In a sample of Bedouin-Arab adolescents from monogamous and polygamous families in the Negev region of Israel, the authors examined scholastic achievement levels in the subjects of Arabic, English, Hebrew, and mathematics. There were no significant differences in the scholastic achievement levels in those 4 disciplines between adolescents from monogamous(More)
With the increase over the past two decades in interest in critical thinking instruction, reliable and valid means for measuring critical thinking are necessary. The Minnesota Test of Critical Thinking was developed to measure critical thinking as defined by the American Philosophical Association in 1990. The present purpose was to explore the structure and(More)
The authors examined the process of change in size comparison strategies among preschool-age children. Twelve 5- and 6-year-old children were provided with origami exercises and size comparison tasks for 5 days consecutively, and another twelve 5- and 6-year-old children received size comparison tasks only. Children's strategies for the size comparison(More)

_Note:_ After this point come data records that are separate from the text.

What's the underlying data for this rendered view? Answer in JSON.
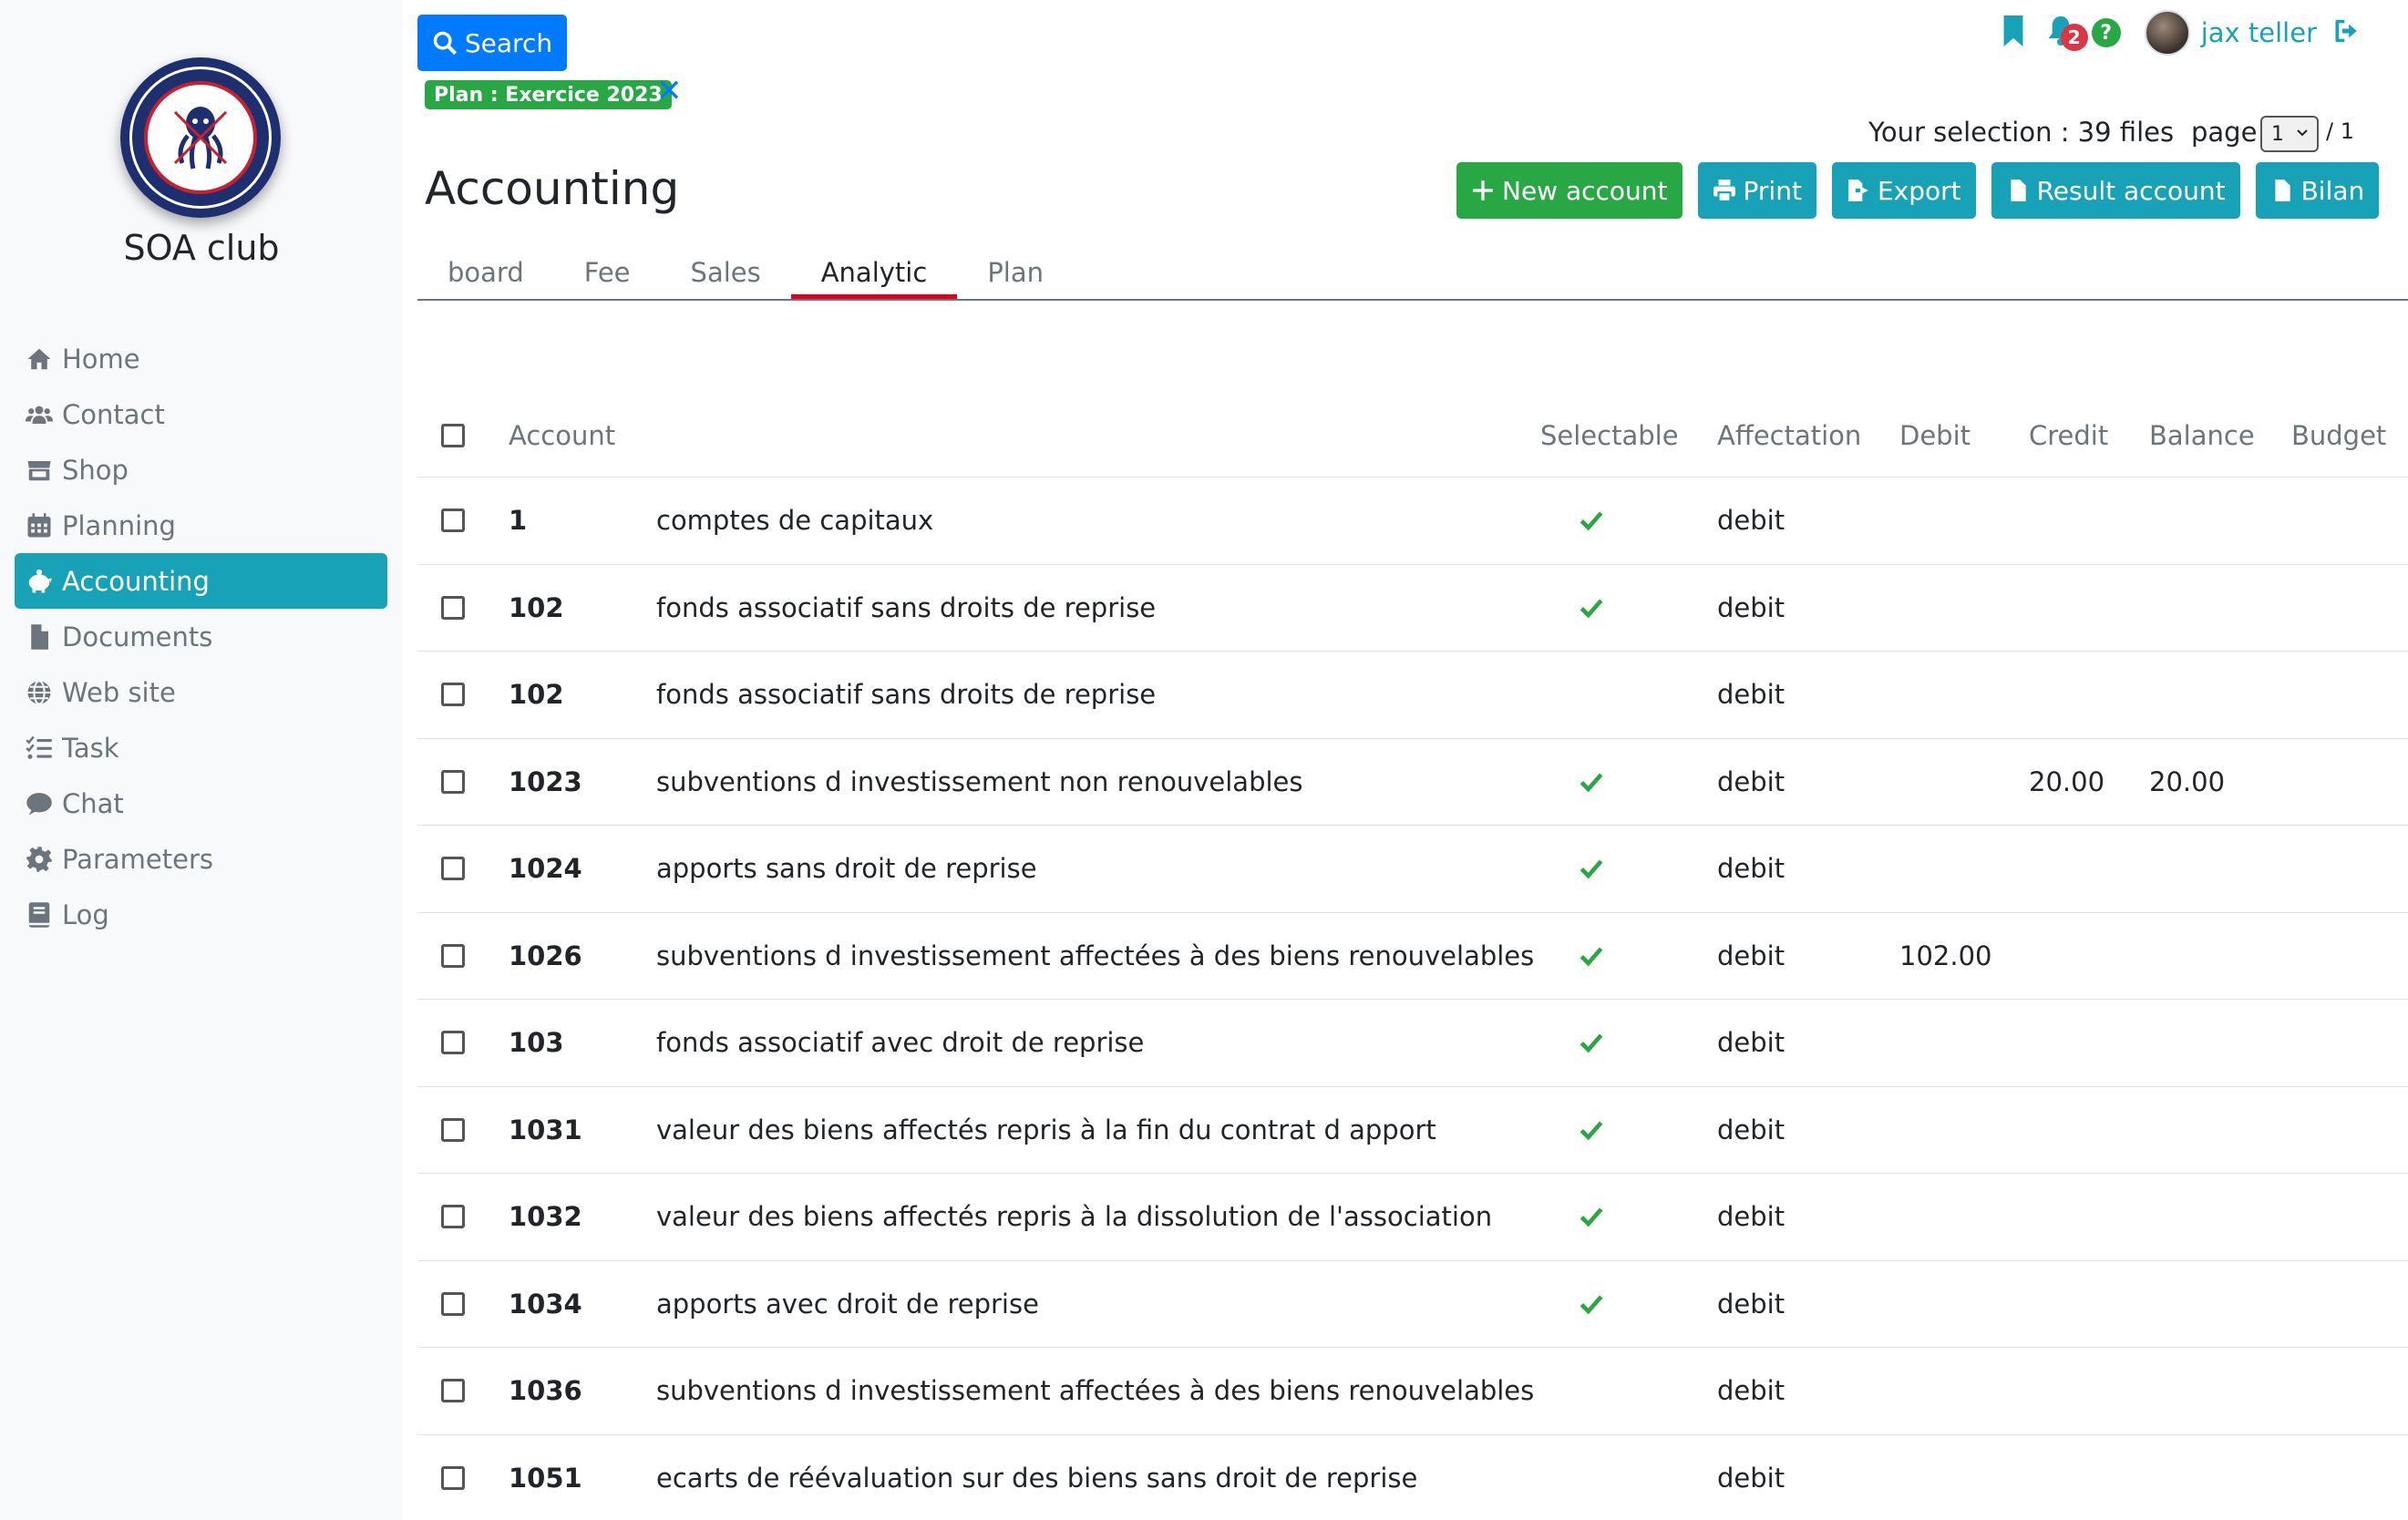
{
  "app": {
    "club_name": "SOA club"
  },
  "sidebar": {
    "items": [
      {
        "label": "Home",
        "icon": "home-icon",
        "active": false
      },
      {
        "label": "Contact",
        "icon": "users-icon",
        "active": false
      },
      {
        "label": "Shop",
        "icon": "shop-icon",
        "active": false
      },
      {
        "label": "Planning",
        "icon": "calendar-icon",
        "active": false
      },
      {
        "label": "Accounting",
        "icon": "piggy-bank-icon",
        "active": true
      },
      {
        "label": "Documents",
        "icon": "file-icon",
        "active": false
      },
      {
        "label": "Web site",
        "icon": "globe-icon",
        "active": false
      },
      {
        "label": "Task",
        "icon": "tasks-icon",
        "active": false
      },
      {
        "label": "Chat",
        "icon": "chat-icon",
        "active": false
      },
      {
        "label": "Parameters",
        "icon": "gear-icon",
        "active": false
      },
      {
        "label": "Log",
        "icon": "book-icon",
        "active": false
      }
    ]
  },
  "header": {
    "search_label": "Search",
    "filter_tag": "Plan : Exercice 2023",
    "filter_remove": "✕",
    "notifications_count": "2",
    "help_label": "?",
    "user_name": "jax teller",
    "selection_text": "Your selection : 39 files",
    "page_label": "page",
    "page_value": "1",
    "page_total": "/ 1"
  },
  "page": {
    "title": "Accounting",
    "actions": [
      {
        "label": "New account",
        "icon": "plus-icon",
        "style": "green"
      },
      {
        "label": "Print",
        "icon": "print-icon",
        "style": "info"
      },
      {
        "label": "Export",
        "icon": "export-icon",
        "style": "info"
      },
      {
        "label": "Result account",
        "icon": "file-icon",
        "style": "info"
      },
      {
        "label": "Bilan",
        "icon": "file-icon",
        "style": "info"
      }
    ],
    "tabs": [
      {
        "label": "board",
        "active": false
      },
      {
        "label": "Fee",
        "active": false
      },
      {
        "label": "Sales",
        "active": false
      },
      {
        "label": "Analytic",
        "active": true
      },
      {
        "label": "Plan",
        "active": false
      }
    ]
  },
  "table": {
    "columns": [
      "Account",
      "Selectable",
      "Affectation",
      "Debit",
      "Credit",
      "Balance",
      "Budget"
    ],
    "rows": [
      {
        "number": "1",
        "name": "comptes de capitaux",
        "selectable": true,
        "affectation": "debit",
        "debit": "",
        "credit": "",
        "balance": "",
        "budget": ""
      },
      {
        "number": "102",
        "name": "fonds associatif sans droits de reprise",
        "selectable": true,
        "affectation": "debit",
        "debit": "",
        "credit": "",
        "balance": "",
        "budget": ""
      },
      {
        "number": "102",
        "name": "fonds associatif sans droits de reprise",
        "selectable": false,
        "affectation": "debit",
        "debit": "",
        "credit": "",
        "balance": "",
        "budget": ""
      },
      {
        "number": "1023",
        "name": "subventions d investissement non renouvelables",
        "selectable": true,
        "affectation": "debit",
        "debit": "",
        "credit": "20.00",
        "balance": "20.00",
        "budget": ""
      },
      {
        "number": "1024",
        "name": "apports sans droit de reprise",
        "selectable": true,
        "affectation": "debit",
        "debit": "",
        "credit": "",
        "balance": "",
        "budget": ""
      },
      {
        "number": "1026",
        "name": "subventions d investissement affectées à des biens renouvelables",
        "selectable": true,
        "affectation": "debit",
        "debit": "102.00",
        "credit": "",
        "balance": "",
        "budget": ""
      },
      {
        "number": "103",
        "name": "fonds associatif avec droit de reprise",
        "selectable": true,
        "affectation": "debit",
        "debit": "",
        "credit": "",
        "balance": "",
        "budget": ""
      },
      {
        "number": "1031",
        "name": "valeur des biens affectés repris à la fin du contrat d apport",
        "selectable": true,
        "affectation": "debit",
        "debit": "",
        "credit": "",
        "balance": "",
        "budget": ""
      },
      {
        "number": "1032",
        "name": "valeur des biens affectés repris à la dissolution de l'association",
        "selectable": true,
        "affectation": "debit",
        "debit": "",
        "credit": "",
        "balance": "",
        "budget": ""
      },
      {
        "number": "1034",
        "name": "apports avec droit de reprise",
        "selectable": true,
        "affectation": "debit",
        "debit": "",
        "credit": "",
        "balance": "",
        "budget": ""
      },
      {
        "number": "1036",
        "name": "subventions d investissement affectées à des biens renouvelables",
        "selectable": false,
        "affectation": "debit",
        "debit": "",
        "credit": "",
        "balance": "",
        "budget": ""
      },
      {
        "number": "1051",
        "name": "ecarts de réévaluation sur des biens sans droit de reprise",
        "selectable": false,
        "affectation": "debit",
        "debit": "",
        "credit": "",
        "balance": "",
        "budget": ""
      }
    ]
  },
  "colors": {
    "primary": "#007bff",
    "info": "#17a2b8",
    "success": "#28a745",
    "danger": "#dc3545",
    "tab_underline": "#e0001b"
  }
}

What are the effects of chess training— especially on scholastic achievement among school-aged students? Can chess instruction facilitate the acquisition of scholastic competency? The current state of the research literature is that chess training tends not to provide educational benefits. This article provides a critical review of research on the effects(More)

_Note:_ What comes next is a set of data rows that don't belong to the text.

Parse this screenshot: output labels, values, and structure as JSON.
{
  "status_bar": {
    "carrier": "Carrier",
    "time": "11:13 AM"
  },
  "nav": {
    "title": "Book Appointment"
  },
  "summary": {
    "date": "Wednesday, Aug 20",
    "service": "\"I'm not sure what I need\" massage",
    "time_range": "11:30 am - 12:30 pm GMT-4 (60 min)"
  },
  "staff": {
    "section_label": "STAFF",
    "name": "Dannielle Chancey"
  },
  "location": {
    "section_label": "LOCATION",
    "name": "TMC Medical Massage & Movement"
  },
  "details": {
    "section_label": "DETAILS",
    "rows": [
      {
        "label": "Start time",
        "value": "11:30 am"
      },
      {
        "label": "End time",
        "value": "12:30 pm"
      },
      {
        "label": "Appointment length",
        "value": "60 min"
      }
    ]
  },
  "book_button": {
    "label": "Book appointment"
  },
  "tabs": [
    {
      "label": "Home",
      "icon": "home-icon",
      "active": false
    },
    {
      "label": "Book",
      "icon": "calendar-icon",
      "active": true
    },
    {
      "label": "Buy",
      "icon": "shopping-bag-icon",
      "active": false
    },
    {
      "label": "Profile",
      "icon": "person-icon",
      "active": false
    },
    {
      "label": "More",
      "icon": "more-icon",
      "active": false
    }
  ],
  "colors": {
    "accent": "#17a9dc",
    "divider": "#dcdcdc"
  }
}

Previous studies of polygamy and child mental health have primarily focused on younger children. The present studies are among the first to focus on adolescents. The first study involved 210 randomly selected Bedouin Arab adolescents (mean age 15.9), who were administered instruments assessing their family environment and mental health. The second study(More)

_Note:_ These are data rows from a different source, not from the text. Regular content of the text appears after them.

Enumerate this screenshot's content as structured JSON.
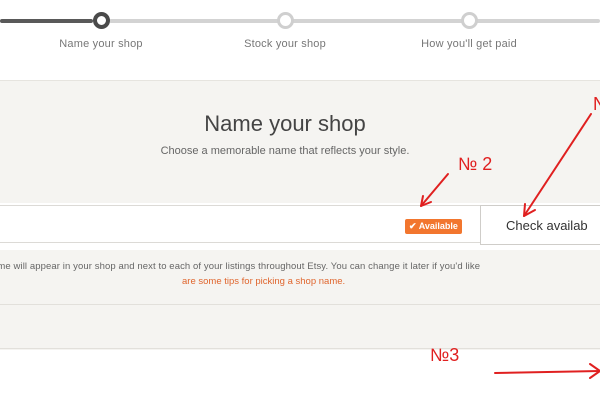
{
  "stepper": {
    "steps": [
      {
        "label": "Name your shop"
      },
      {
        "label": "Stock your shop"
      },
      {
        "label": "How you'll get paid"
      }
    ]
  },
  "header": {
    "title": "Name your shop",
    "subtitle": "Choose a memorable name that reflects your style."
  },
  "shop_name_field": {
    "value": "",
    "availability_badge": "Available",
    "check_button_label": "Check availab"
  },
  "help": {
    "text": "ame will appear in your shop and next to each of your listings throughout Etsy. You can change it later if you'd like",
    "link": "are some tips for picking a shop name."
  },
  "annotations": {
    "label_1": "N",
    "label_2": "№ 2",
    "label_3": "№3",
    "color": "#e02020"
  },
  "colors": {
    "accent": "#f2762e",
    "link": "#e0662e",
    "band": "#f5f4f1"
  }
}
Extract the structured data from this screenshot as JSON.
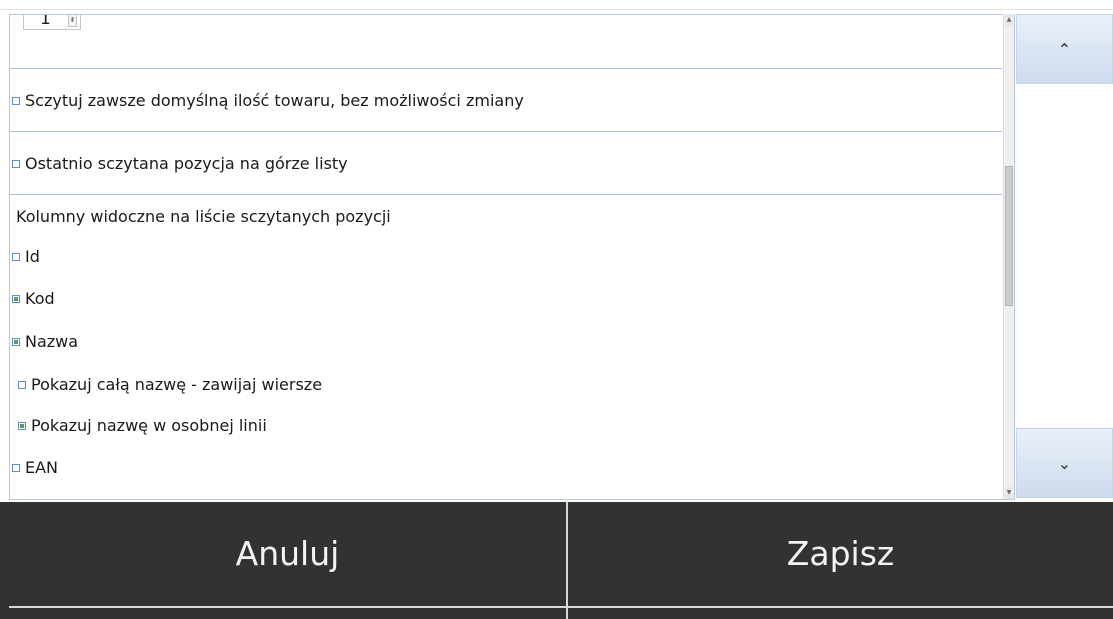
{
  "quantity": {
    "value": "1",
    "arrows_glyph": "⬍"
  },
  "options": [
    {
      "label": "Sczytuj zawsze domyślną ilość towaru, bez możliwości zmiany",
      "checked": false
    },
    {
      "label": "Ostatnio sczytana pozycja na górze listy",
      "checked": false
    }
  ],
  "columns": {
    "title": "Kolumny widoczne na liście sczytanych pozycji",
    "items": [
      {
        "label": "Id",
        "checked": false
      },
      {
        "label": "Kod",
        "checked": true
      },
      {
        "label": "Nazwa",
        "checked": true
      },
      {
        "label": "Pokazuj całą nazwę - zawijaj wiersze",
        "checked": false
      },
      {
        "label": "Pokazuj nazwę w osobnej linii",
        "checked": true
      },
      {
        "label": "EAN",
        "checked": false
      }
    ]
  },
  "scroll": {
    "up_icon": "⌃",
    "down_icon": "⌄",
    "small_up": "▲",
    "small_down": "▼"
  },
  "footer": {
    "cancel": "Anuluj",
    "save": "Zapisz"
  }
}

This study investigated nonverbal behavior patterns of 11 adolescents who responded to the Inhelder-Piaget (1958) balance task, which provides an assessment of proportional reasoning and was the first study of how students behave while being assessed for formal reasoning ability. Interdependency among the precisely defined categories of behavior was found,(More)
Adolescence is often primarily viewed as a problematic period of development. This paper provides a counterview that adolescence is a life period of considerable potential development and productivity. Psychological research on formal operations, conceptual research on the quality of life, and historical findings from the Italian Renaissance provide the(More)